Hold Everything Lightly #12 {Not A Bad Start Really}

This is a re-write, of sorts, from a memorable prison episode I wrote about here in February of 2010. It has strong adult content. Click off if you cannot handle that. It is about my first day as a mental health nurse in a state prison.

 A nurse needs to choose her attitude.
 Whether to cry, laugh, or fall into the depths of despair. When I transferred to work at a different state prison it was never mentioned that I would be the mental health nurse on the weekend. I would be the only one in charge of all the psychiatric inmates. Also, I was in charge of staffing just to keep it interesting.
 The prison had four crisis stabilization beds. Which means inmates who are suicidal, unstable, or terribly mentally ill are placed there. Some of them are cutters and have been stitched up and they rip out the sutures routinely. Sometimes they are naked and tied with leather restraints to a mattress. Sometimes they are naked because they want to be (they have paper gowns). An officer checks them every fifteen minutes. The nursing and medical staff checks them frequently as well. Needless to say it is full on electrified chaos. There are an additional twelve step-down crisis beds in another building the mental health staff supervises. The mental health inmate population in this prison averaged around six hundred inmates. The weekend RN can be called to see any of them at any time.
The first weekend I had to work I did have the wisdom to insist that another RN orient me. I had never had mental health training outside of college. Any RN with as many years of experience as I had does have some mental health experience. But still......

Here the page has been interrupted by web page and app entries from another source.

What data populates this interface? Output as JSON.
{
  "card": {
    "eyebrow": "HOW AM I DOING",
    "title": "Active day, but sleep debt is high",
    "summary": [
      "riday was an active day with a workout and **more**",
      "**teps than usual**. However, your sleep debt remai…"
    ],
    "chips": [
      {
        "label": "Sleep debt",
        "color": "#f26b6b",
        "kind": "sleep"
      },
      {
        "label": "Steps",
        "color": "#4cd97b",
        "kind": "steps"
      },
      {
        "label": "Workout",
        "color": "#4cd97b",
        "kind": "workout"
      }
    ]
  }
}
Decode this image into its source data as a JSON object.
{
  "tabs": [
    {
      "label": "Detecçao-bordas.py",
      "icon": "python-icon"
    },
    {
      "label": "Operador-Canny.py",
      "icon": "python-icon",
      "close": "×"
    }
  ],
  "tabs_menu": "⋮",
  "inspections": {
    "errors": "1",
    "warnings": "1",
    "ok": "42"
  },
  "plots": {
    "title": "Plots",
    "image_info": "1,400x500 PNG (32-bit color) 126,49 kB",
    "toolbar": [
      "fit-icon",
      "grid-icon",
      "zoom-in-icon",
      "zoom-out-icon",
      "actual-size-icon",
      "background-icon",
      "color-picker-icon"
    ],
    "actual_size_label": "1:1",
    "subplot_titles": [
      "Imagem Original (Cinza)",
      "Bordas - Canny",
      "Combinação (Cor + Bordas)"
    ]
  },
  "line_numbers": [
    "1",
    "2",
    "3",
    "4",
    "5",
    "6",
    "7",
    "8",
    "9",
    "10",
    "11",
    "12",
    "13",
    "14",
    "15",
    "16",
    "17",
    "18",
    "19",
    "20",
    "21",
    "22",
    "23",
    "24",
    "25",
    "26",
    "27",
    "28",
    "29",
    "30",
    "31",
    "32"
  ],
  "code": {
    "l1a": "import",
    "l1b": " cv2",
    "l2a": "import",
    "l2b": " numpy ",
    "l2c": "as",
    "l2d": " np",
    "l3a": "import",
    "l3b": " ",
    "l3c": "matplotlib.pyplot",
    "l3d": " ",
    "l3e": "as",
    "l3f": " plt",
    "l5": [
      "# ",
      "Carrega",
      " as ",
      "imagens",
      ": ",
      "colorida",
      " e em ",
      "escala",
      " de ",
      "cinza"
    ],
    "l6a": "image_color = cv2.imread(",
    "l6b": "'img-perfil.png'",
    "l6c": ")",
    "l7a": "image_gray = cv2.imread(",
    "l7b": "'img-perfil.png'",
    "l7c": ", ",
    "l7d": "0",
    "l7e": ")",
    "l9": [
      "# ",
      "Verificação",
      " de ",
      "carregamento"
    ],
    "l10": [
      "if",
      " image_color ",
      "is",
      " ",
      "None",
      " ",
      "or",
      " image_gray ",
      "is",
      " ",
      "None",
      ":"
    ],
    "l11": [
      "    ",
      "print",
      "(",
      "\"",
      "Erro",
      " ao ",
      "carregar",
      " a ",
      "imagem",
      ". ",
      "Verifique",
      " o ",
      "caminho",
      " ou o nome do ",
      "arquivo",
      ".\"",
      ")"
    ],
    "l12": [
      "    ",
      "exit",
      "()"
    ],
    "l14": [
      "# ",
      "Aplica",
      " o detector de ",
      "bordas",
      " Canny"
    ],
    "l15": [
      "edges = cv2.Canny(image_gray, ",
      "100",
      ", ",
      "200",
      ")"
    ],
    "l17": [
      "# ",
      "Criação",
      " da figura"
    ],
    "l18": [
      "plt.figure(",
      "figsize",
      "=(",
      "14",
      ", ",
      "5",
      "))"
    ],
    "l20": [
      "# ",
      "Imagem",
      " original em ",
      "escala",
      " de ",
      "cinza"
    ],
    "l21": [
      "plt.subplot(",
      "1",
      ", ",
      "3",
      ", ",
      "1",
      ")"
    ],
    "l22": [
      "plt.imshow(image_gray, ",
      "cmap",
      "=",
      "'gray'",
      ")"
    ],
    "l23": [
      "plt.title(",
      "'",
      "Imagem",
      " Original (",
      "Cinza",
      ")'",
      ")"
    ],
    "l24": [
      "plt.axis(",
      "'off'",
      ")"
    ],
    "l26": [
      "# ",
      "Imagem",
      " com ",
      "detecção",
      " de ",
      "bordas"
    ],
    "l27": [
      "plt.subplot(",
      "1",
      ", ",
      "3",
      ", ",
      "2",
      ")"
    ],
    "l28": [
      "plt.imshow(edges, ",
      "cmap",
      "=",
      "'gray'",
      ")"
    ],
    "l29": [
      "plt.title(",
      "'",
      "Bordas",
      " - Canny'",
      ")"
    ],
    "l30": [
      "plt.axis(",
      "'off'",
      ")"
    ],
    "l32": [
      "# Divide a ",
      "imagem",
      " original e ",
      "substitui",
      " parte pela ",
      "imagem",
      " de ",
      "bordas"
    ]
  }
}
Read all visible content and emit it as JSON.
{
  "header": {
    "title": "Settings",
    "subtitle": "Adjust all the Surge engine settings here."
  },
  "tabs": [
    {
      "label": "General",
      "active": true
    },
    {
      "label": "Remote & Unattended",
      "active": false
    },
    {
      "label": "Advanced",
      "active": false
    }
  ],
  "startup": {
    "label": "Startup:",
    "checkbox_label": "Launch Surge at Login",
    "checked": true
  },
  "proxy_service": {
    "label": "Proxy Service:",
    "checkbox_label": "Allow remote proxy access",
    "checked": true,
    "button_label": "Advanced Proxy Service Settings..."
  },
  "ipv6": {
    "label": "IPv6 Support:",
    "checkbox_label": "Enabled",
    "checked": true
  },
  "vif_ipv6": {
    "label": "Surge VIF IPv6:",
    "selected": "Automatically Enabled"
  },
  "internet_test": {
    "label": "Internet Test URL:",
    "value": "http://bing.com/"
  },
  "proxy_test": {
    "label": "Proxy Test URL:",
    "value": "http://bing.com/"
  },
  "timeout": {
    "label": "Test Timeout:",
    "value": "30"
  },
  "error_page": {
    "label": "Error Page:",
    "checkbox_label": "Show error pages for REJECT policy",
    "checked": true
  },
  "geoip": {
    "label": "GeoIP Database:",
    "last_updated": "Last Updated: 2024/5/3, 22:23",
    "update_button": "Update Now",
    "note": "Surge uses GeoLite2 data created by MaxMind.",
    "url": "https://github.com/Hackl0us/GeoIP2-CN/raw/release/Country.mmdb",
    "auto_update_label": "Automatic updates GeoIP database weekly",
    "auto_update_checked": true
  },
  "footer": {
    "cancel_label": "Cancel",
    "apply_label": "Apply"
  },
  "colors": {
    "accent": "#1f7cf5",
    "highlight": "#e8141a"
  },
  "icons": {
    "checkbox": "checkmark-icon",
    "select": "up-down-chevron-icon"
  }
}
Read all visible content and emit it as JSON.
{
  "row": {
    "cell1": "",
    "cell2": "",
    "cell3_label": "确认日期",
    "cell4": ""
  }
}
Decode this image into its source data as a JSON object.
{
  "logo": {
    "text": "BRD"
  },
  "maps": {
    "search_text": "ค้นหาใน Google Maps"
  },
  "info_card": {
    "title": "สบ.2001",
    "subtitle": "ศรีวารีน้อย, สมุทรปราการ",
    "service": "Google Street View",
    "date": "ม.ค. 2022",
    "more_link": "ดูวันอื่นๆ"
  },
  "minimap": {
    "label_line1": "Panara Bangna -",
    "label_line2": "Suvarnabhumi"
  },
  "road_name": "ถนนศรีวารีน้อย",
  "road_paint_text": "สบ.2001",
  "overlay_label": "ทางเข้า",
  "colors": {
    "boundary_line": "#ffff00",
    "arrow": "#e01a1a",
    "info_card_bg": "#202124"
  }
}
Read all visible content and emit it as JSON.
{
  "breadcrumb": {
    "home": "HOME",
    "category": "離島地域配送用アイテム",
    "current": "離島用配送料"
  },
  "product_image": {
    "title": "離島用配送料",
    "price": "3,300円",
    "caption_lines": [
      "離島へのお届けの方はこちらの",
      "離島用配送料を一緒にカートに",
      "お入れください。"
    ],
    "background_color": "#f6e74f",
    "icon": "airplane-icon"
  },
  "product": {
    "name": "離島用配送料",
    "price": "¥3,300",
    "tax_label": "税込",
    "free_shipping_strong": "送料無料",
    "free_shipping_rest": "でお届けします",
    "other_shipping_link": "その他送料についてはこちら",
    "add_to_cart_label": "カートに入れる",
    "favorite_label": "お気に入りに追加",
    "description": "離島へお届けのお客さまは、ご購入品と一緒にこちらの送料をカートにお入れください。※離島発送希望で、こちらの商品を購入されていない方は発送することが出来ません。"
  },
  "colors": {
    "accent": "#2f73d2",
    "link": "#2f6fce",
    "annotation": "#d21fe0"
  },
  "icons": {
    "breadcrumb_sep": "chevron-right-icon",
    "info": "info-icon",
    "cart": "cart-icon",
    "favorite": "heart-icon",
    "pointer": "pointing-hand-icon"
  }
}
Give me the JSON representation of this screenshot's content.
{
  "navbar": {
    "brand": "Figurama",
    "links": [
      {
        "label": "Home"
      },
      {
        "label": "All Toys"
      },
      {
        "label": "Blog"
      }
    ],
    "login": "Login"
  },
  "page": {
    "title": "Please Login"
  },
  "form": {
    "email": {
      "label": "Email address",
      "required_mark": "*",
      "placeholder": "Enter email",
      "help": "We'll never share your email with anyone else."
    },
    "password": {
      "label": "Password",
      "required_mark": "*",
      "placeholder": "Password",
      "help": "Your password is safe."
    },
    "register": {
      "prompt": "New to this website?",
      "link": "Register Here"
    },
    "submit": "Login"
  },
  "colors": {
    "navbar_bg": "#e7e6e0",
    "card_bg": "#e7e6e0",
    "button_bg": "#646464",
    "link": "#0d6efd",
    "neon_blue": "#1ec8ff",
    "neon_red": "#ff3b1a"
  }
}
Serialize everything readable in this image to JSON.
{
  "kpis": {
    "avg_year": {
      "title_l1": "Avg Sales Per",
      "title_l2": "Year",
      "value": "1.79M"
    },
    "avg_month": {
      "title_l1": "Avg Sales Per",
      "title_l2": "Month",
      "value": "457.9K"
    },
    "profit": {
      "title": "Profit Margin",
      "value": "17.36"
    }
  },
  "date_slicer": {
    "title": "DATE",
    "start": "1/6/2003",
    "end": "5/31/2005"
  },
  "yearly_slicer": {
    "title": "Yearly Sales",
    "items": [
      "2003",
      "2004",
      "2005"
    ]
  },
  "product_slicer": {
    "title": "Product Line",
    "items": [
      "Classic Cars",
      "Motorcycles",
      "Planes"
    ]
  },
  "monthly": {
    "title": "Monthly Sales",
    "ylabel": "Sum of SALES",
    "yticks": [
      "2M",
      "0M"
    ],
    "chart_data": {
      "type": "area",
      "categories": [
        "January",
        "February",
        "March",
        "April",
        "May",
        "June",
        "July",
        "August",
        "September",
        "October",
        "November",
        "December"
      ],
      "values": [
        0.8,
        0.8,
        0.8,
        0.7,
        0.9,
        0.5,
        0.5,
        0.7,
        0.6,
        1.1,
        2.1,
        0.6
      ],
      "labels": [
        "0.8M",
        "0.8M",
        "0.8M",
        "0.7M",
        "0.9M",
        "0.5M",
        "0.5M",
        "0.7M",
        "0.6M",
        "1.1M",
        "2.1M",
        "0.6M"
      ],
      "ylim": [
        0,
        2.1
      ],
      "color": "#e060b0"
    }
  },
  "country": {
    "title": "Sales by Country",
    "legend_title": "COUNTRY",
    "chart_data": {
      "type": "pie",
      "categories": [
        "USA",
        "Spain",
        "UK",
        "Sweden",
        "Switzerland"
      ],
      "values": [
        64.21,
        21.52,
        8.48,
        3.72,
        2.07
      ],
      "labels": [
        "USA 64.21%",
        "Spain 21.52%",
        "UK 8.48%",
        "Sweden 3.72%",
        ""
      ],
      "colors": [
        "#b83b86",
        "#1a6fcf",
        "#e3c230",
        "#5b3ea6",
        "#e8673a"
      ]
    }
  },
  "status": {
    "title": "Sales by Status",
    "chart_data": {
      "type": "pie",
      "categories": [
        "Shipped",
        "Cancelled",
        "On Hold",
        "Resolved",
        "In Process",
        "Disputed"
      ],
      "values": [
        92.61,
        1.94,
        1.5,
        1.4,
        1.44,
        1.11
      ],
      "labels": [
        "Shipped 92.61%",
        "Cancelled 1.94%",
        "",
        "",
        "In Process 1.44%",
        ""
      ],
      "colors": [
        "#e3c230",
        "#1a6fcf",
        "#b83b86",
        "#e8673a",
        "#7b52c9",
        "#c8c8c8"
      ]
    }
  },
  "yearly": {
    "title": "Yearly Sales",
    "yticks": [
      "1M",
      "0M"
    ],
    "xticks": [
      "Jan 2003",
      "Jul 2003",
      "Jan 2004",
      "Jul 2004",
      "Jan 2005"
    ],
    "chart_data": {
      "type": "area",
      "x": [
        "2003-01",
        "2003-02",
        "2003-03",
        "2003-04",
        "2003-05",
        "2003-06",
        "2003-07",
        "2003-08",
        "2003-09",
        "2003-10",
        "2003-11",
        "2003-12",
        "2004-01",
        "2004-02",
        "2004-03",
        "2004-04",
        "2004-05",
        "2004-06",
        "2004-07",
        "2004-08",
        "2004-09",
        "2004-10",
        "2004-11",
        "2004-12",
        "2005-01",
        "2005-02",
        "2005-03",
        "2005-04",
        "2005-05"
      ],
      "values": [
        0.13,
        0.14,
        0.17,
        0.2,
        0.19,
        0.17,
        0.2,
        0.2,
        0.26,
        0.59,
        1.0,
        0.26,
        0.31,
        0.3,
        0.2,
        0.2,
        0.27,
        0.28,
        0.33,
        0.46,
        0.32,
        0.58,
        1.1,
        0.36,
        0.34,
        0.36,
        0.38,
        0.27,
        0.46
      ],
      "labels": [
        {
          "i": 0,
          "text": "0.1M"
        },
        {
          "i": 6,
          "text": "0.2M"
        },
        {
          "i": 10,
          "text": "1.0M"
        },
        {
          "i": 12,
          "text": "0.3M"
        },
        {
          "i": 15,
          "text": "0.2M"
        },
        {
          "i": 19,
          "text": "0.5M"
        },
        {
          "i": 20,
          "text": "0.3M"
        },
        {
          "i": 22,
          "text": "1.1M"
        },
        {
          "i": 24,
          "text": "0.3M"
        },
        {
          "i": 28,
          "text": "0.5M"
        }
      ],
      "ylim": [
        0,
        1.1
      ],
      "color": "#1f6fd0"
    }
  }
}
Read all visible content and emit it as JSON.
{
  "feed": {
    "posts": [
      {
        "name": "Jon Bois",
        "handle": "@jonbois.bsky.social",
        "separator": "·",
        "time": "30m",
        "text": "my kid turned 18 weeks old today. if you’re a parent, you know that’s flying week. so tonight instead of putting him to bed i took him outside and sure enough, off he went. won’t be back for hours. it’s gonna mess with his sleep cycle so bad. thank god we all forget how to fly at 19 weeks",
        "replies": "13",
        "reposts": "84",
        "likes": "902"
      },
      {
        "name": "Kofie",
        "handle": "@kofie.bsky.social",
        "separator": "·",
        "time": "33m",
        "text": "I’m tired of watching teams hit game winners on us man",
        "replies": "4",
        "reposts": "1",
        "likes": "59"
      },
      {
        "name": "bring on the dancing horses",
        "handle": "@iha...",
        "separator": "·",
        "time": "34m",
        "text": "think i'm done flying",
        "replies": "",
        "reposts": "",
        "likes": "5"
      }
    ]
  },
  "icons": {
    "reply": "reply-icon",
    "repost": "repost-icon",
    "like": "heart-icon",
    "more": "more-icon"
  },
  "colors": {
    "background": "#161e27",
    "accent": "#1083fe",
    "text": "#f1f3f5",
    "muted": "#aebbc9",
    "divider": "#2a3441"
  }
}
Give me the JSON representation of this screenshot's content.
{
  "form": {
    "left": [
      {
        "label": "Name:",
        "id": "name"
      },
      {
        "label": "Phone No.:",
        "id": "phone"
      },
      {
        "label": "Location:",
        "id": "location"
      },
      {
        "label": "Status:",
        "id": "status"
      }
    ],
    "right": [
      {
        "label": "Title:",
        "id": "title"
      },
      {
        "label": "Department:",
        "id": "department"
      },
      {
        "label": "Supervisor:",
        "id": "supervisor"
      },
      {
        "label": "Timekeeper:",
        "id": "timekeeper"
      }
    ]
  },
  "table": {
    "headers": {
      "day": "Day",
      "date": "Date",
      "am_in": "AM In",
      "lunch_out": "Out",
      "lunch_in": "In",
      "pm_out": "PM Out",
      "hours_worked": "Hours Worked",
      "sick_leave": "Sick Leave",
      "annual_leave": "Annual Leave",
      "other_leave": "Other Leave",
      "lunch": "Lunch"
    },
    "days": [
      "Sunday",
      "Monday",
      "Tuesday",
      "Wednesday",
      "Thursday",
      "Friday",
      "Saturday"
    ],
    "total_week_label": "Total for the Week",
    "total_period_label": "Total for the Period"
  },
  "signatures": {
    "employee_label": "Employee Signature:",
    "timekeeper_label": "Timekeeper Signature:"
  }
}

My first day, a Saturday, a frequent flyer was there. Let's call him Derrick. He was twenty years old. White, deathly so, as he had not seen the sun in many many months. His favorite distraction was self stimulation. Most inmates do this but Derrick had achieved a special status as a master at this among the staff. Dr. Tice, seventy years old, said one day that he almost envied Derrick this ability. We laughed ourselves silly at our sweet Dr. Tice saying that. I was being oriented by Linda, a RN, a character herself. We walked back to that CSU first thing. I said hello to Derrick through the thick prison glass. He said " Shut the Hell Up You White Motherfiiing Bitch" and threw urine under the three inch space in the door onto my white shoes. I don't recall what I said to him at that moment. I did back out and clean my shoes. Linda was howling with laughter. She said that was typical and not a bad start really. Really? That was when I had to decide on my attitude. I laughed and laughed.
Then I called Joe and he laughed with me, at me, and for me.

The remainder of that day was uneventful. I learned that everything done for the mental health patients had to be written in triplicate. That right there was worse than Derrick by far. Linda and I walked out those six locked gates with satisfaction because we finished on time after that massive stack of nursing documentation and our patients did not hurt themselves, us, or anybody else. Unexpectedly Joe was sitting in the parking lot on his big motorcycle, he took off his helmet, smiled handsomely and said
"I'm here for my Bitch."

"Hold everything in your hands lightly, otherwise it hurts, when God pries your fingers open."
---Corrie Ten Boom 1892-1983

joy and peace


  1. Joe really is a winner - good for him.

    I, ahem, I can't imagine...

  2. Oh no, pee on the first day? I'm glad you chose to laugh. I would think if you had chosen the despair route then it might have been a long, long road that would spill out into your personal life. Better to make light of it at work and be able to come home to a smiling Joe.

  3. Dear Olive - it takes someone unique to deal with working situations like that, and also to be able to keep your own humour and sanity intact. I knew you were a special blogging friend.

  4. Bless Joe - like Melissa says - he's a winner. I used to work in a care home a few years ago. One sweet old gentleman used to pee in his waste paper basket. Of course it was my job among other things to tidy up the rooms and empty the waste paper baskets etc. The first time I emptied the basket, lifting it with gusto into the black dustbin bag I gasped in horror as the contents splashed out and soaked my open toe sandals with you know what. I was very cautious in future :)

  5. A heavy duty job, Olive. Thanks for doing it.

  6. Oh My, the stories you could tell.....I would have been too creeped out to set foot inside.

  7. Olive, Some times we have to hang tough when we want to cry. I can only imagine the agony of seeing those people and no training. I have a feeling you are one really strong lady. Smiles, Susie

  8. Olive, you are a jewel. You kept your cool, you kept your humor and I'm glad Joe was there for you.

  9. Olive, I've known and just sort of knew you were a tough cookie! You are one amazing woman with so much strength of character. Your dear Joe, a real keeper!

    Hugs, dear friend,

  10. Oh my! That sounds like one heck of a job.


  11. Gosh Olive, I certainly don't envy you that particular job! I would think that hanging onto your sense of humour would be essential, otherwise you would get quite depressed by it all. I imagine you're glad that you're not doing that job any more.

  12. Oh Honey, I'm laughing my "socks" off. Good for Joe!!

  13. You have a great attitude about the inmates..I would have fainted!!

    Love what Joe said! True love!
    Laughter really is the best medicine!

  14. Thank God there are
    courageous souls like
    yours who are willing to
    work in prison with these
    patients. I'm not sure if
    I'd have been laughing, or

    xo Suzanne

  15. You got a gem in that Joe :)


  16. Olive, I have been gone for a few days and missed this priceless post. Your Joe is fabulous! Thank God there are wonderful human beings like your hubby.

  17. Your sense of humor and your patience are gifts.

    Joe's comment when he picked you up that day cracks me up.

    I came here via Deb's blog Just Cats.

    Have a great week.


  18. Just catching up with this one. Humor will always save you and of course a handsome man on a motorcycle too. Bless you for working with these people, many who are very ill, misunderstood and frightening to most people on the outside. What a life you've lived (so far) Olive. Ann

  19. What a test that was for you. Good for Joe for laughing with you. You are a special lady.


I adore your comments. They are like finding unexpected chocolates. olive